(App and web page records)
[Start of section]
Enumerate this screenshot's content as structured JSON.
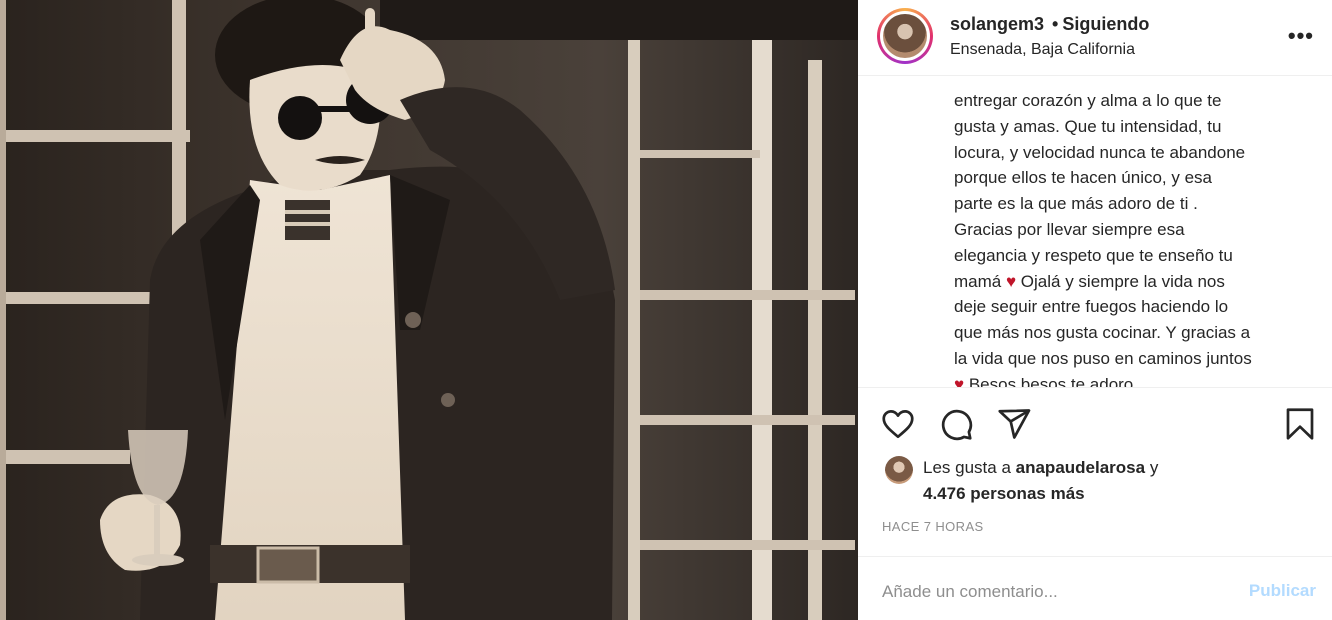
{
  "post": {
    "username": "solangem3",
    "separator": "•",
    "follow_status": "Siguiendo",
    "location": "Ensenada, Baja California",
    "more_icon": "more-horizontal-icon"
  },
  "caption": {
    "lines": [
      "entregar corazón y alma a lo que te",
      "gusta y amas. Que tu intensidad, tu",
      "locura, y velocidad nunca te abandone",
      "porque ellos te hacen único, y esa",
      "parte es la que más adoro de ti .",
      "Gracias por llevar siempre esa",
      "elegancia y respeto que te enseño tu",
      "mamá",
      "Ojalá y siempre la vida nos",
      "deje seguir entre fuegos haciendo lo",
      "que más nos gusta cocinar. Y gracias a",
      "la vida que nos puso en caminos juntos",
      "Besos besos te adoro"
    ],
    "heart_emoji": "♥"
  },
  "actions": {
    "like_icon": "heart-icon",
    "comment_icon": "comment-icon",
    "share_icon": "share-icon",
    "save_icon": "bookmark-icon"
  },
  "likes": {
    "prefix": "Les gusta a",
    "user": "anapaudelarosa",
    "suffix": "y",
    "others": "4.476 personas más"
  },
  "timestamp": "HACE 7 HORAS",
  "comment": {
    "placeholder": "Añade un comentario...",
    "publish_label": "Publicar"
  },
  "colors": {
    "accent_disabled": "#b3dbff",
    "heart": "#c0152a",
    "muted": "#8e8e8e"
  }
}
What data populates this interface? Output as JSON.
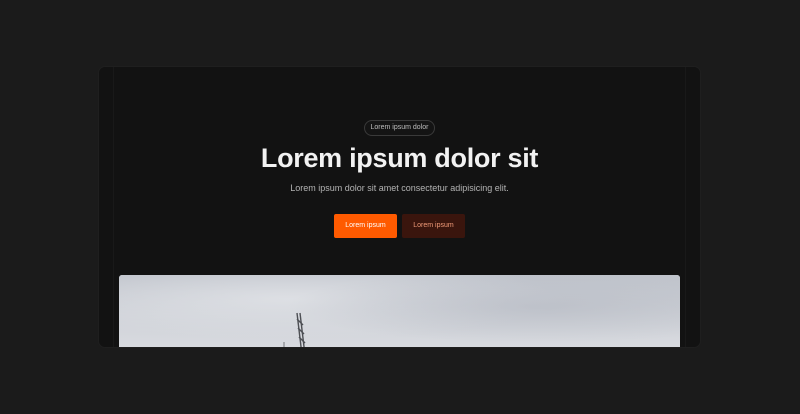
{
  "hero": {
    "badge": "Lorem ipsum dolor",
    "title": "Lorem ipsum dolor sit",
    "subtitle": "Lorem ipsum dolor sit amet consectetur adipisicing elit.",
    "primary_button": "Lorem ipsum",
    "secondary_button": "Lorem ipsum"
  },
  "colors": {
    "page_background": "#1b1b1b",
    "card_background": "#121212",
    "accent": "#ff5a00",
    "secondary_button_background": "#3a150d",
    "secondary_button_text": "#f09a78"
  },
  "image": {
    "subject": "cloudy sky with crane"
  }
}
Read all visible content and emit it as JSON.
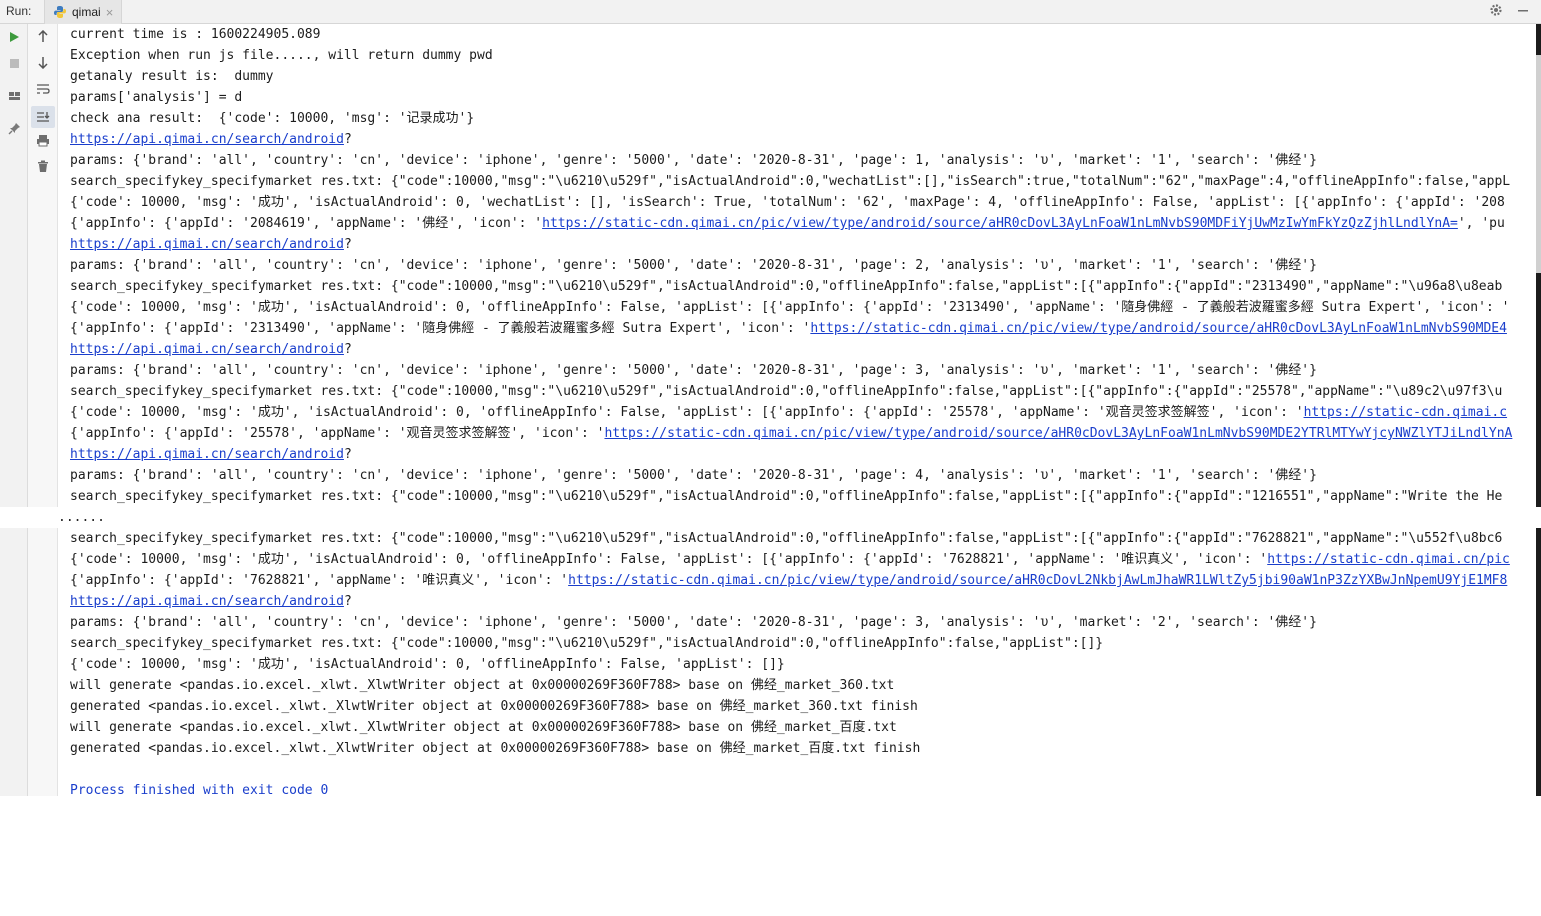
{
  "header": {
    "run_label": "Run:",
    "tab_label": "qimai"
  },
  "icons": {
    "gear": "gear-icon",
    "minimize": "minimize-icon"
  },
  "section1_lines": [
    {
      "parts": [
        {
          "t": "current time is : 1600224905.089"
        }
      ]
    },
    {
      "parts": [
        {
          "t": "Exception when run js file....., will return dummy pwd"
        }
      ]
    },
    {
      "parts": [
        {
          "t": "getanaly result is:  dummy"
        }
      ]
    },
    {
      "parts": [
        {
          "t": "params['analysis'] = d"
        }
      ]
    },
    {
      "parts": [
        {
          "t": "check ana result:  {'code': 10000, 'msg': '记录成功'}"
        }
      ]
    },
    {
      "parts": [
        {
          "t": "https://api.qimai.cn/search/android",
          "link": true
        },
        {
          "t": "?"
        }
      ]
    },
    {
      "parts": [
        {
          "t": "params: {'brand': 'all', 'country': 'cn', 'device': 'iphone', 'genre': '5000', 'date': '2020-8-31', 'page': 1, 'analysis': 'υ', 'market': '1', 'search': '佛经'}"
        }
      ]
    },
    {
      "parts": [
        {
          "t": "search_specifykey_specifymarket res.txt: {\"code\":10000,\"msg\":\"\\u6210\\u529f\",\"isActualAndroid\":0,\"wechatList\":[],\"isSearch\":true,\"totalNum\":\"62\",\"maxPage\":4,\"offlineAppInfo\":false,\"appL"
        }
      ]
    },
    {
      "parts": [
        {
          "t": "{'code': 10000, 'msg': '成功', 'isActualAndroid': 0, 'wechatList': [], 'isSearch': True, 'totalNum': '62', 'maxPage': 4, 'offlineAppInfo': False, 'appList': [{'appInfo': {'appId': '208"
        }
      ]
    },
    {
      "parts": [
        {
          "t": "{'appInfo': {'appId': '2084619', 'appName': '佛经', 'icon': '"
        },
        {
          "t": "https://static-cdn.qimai.cn/pic/view/type/android/source/aHR0cDovL3AyLnFoaW1nLmNvbS90MDFiYjUwMzIwYmFkYzQzZjhlLndlYnA=",
          "link": true
        },
        {
          "t": "', 'pu"
        }
      ]
    },
    {
      "parts": [
        {
          "t": "https://api.qimai.cn/search/android",
          "link": true
        },
        {
          "t": "?"
        }
      ]
    },
    {
      "parts": [
        {
          "t": "params: {'brand': 'all', 'country': 'cn', 'device': 'iphone', 'genre': '5000', 'date': '2020-8-31', 'page': 2, 'analysis': 'υ', 'market': '1', 'search': '佛经'}"
        }
      ]
    },
    {
      "parts": [
        {
          "t": "search_specifykey_specifymarket res.txt: {\"code\":10000,\"msg\":\"\\u6210\\u529f\",\"isActualAndroid\":0,\"offlineAppInfo\":false,\"appList\":[{\"appInfo\":{\"appId\":\"2313490\",\"appName\":\"\\u96a8\\u8eab"
        }
      ]
    },
    {
      "parts": [
        {
          "t": "{'code': 10000, 'msg': '成功', 'isActualAndroid': 0, 'offlineAppInfo': False, 'appList': [{'appInfo': {'appId': '2313490', 'appName': '隨身佛經 - 了義般若波羅蜜多經 Sutra Expert', 'icon': '"
        }
      ]
    },
    {
      "parts": [
        {
          "t": "{'appInfo': {'appId': '2313490', 'appName': '隨身佛經 - 了義般若波羅蜜多經 Sutra Expert', 'icon': '"
        },
        {
          "t": "https://static-cdn.qimai.cn/pic/view/type/android/source/aHR0cDovL3AyLnFoaW1nLmNvbS90MDE4",
          "link": true
        }
      ]
    },
    {
      "parts": [
        {
          "t": "https://api.qimai.cn/search/android",
          "link": true
        },
        {
          "t": "?"
        }
      ]
    },
    {
      "parts": [
        {
          "t": "params: {'brand': 'all', 'country': 'cn', 'device': 'iphone', 'genre': '5000', 'date': '2020-8-31', 'page': 3, 'analysis': 'υ', 'market': '1', 'search': '佛经'}"
        }
      ]
    },
    {
      "parts": [
        {
          "t": "search_specifykey_specifymarket res.txt: {\"code\":10000,\"msg\":\"\\u6210\\u529f\",\"isActualAndroid\":0,\"offlineAppInfo\":false,\"appList\":[{\"appInfo\":{\"appId\":\"25578\",\"appName\":\"\\u89c2\\u97f3\\u"
        }
      ]
    },
    {
      "parts": [
        {
          "t": "{'code': 10000, 'msg': '成功', 'isActualAndroid': 0, 'offlineAppInfo': False, 'appList': [{'appInfo': {'appId': '25578', 'appName': '观音灵签求签解签', 'icon': '"
        },
        {
          "t": "https://static-cdn.qimai.c",
          "link": true
        }
      ]
    },
    {
      "parts": [
        {
          "t": "{'appInfo': {'appId': '25578', 'appName': '观音灵签求签解签', 'icon': '"
        },
        {
          "t": "https://static-cdn.qimai.cn/pic/view/type/android/source/aHR0cDovL3AyLnFoaW1nLmNvbS90MDE2YTRlMTYwYjcyNWZlYTJiLndlYnA",
          "link": true
        }
      ]
    },
    {
      "parts": [
        {
          "t": "https://api.qimai.cn/search/android",
          "link": true
        },
        {
          "t": "?"
        }
      ]
    },
    {
      "parts": [
        {
          "t": "params: {'brand': 'all', 'country': 'cn', 'device': 'iphone', 'genre': '5000', 'date': '2020-8-31', 'page': 4, 'analysis': 'υ', 'market': '1', 'search': '佛经'}"
        }
      ]
    },
    {
      "parts": [
        {
          "t": "search_specifykey_specifymarket res.txt: {\"code\":10000,\"msg\":\"\\u6210\\u529f\",\"isActualAndroid\":0,\"offlineAppInfo\":false,\"appList\":[{\"appInfo\":{\"appId\":\"1216551\",\"appName\":\"Write the He"
        }
      ]
    }
  ],
  "ellipsis": "......",
  "section2_lines": [
    {
      "parts": [
        {
          "t": "search_specifykey_specifymarket res.txt: {\"code\":10000,\"msg\":\"\\u6210\\u529f\",\"isActualAndroid\":0,\"offlineAppInfo\":false,\"appList\":[{\"appInfo\":{\"appId\":\"7628821\",\"appName\":\"\\u552f\\u8bc6"
        }
      ]
    },
    {
      "parts": [
        {
          "t": "{'code': 10000, 'msg': '成功', 'isActualAndroid': 0, 'offlineAppInfo': False, 'appList': [{'appInfo': {'appId': '7628821', 'appName': '唯识真义', 'icon': '"
        },
        {
          "t": "https://static-cdn.qimai.cn/pic",
          "link": true
        }
      ]
    },
    {
      "parts": [
        {
          "t": "{'appInfo': {'appId': '7628821', 'appName': '唯识真义', 'icon': '"
        },
        {
          "t": "https://static-cdn.qimai.cn/pic/view/type/android/source/aHR0cDovL2NkbjAwLmJhaWR1LWltZy5jbi90aW1nP3ZzYXBwJnNpemU9YjE1MF8",
          "link": true
        }
      ]
    },
    {
      "parts": [
        {
          "t": "https://api.qimai.cn/search/android",
          "link": true
        },
        {
          "t": "?"
        }
      ]
    },
    {
      "parts": [
        {
          "t": "params: {'brand': 'all', 'country': 'cn', 'device': 'iphone', 'genre': '5000', 'date': '2020-8-31', 'page': 3, 'analysis': 'υ', 'market': '2', 'search': '佛经'}"
        }
      ]
    },
    {
      "parts": [
        {
          "t": "search_specifykey_specifymarket res.txt: {\"code\":10000,\"msg\":\"\\u6210\\u529f\",\"isActualAndroid\":0,\"offlineAppInfo\":false,\"appList\":[]}"
        }
      ]
    },
    {
      "parts": [
        {
          "t": "{'code': 10000, 'msg': '成功', 'isActualAndroid': 0, 'offlineAppInfo': False, 'appList': []}"
        }
      ]
    },
    {
      "parts": [
        {
          "t": "will generate <pandas.io.excel._xlwt._XlwtWriter object at 0x00000269F360F788> base on 佛经_market_360.txt"
        }
      ]
    },
    {
      "parts": [
        {
          "t": "generated <pandas.io.excel._xlwt._XlwtWriter object at 0x00000269F360F788> base on 佛经_market_360.txt finish"
        }
      ]
    },
    {
      "parts": [
        {
          "t": "will generate <pandas.io.excel._xlwt._XlwtWriter object at 0x00000269F360F788> base on 佛经_market_百度.txt"
        }
      ]
    },
    {
      "parts": [
        {
          "t": "generated <pandas.io.excel._xlwt._XlwtWriter object at 0x00000269F360F788> base on 佛经_market_百度.txt finish"
        }
      ]
    },
    {
      "parts": [
        {
          "t": ""
        }
      ]
    },
    {
      "parts": [
        {
          "t": "Process finished with exit code 0",
          "blue": true
        }
      ]
    }
  ]
}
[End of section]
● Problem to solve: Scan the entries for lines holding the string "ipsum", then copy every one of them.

● Exercise response:
    "badge": "Lorem ipsum dolor",
    "title": "Lorem ipsum dolor sit",
    "subtitle": "Lorem ipsum dolor sit amet consectetur adipisicing elit.",
    "primary_button": "Lorem ipsum",
    "secondary_button": "Lorem ipsum"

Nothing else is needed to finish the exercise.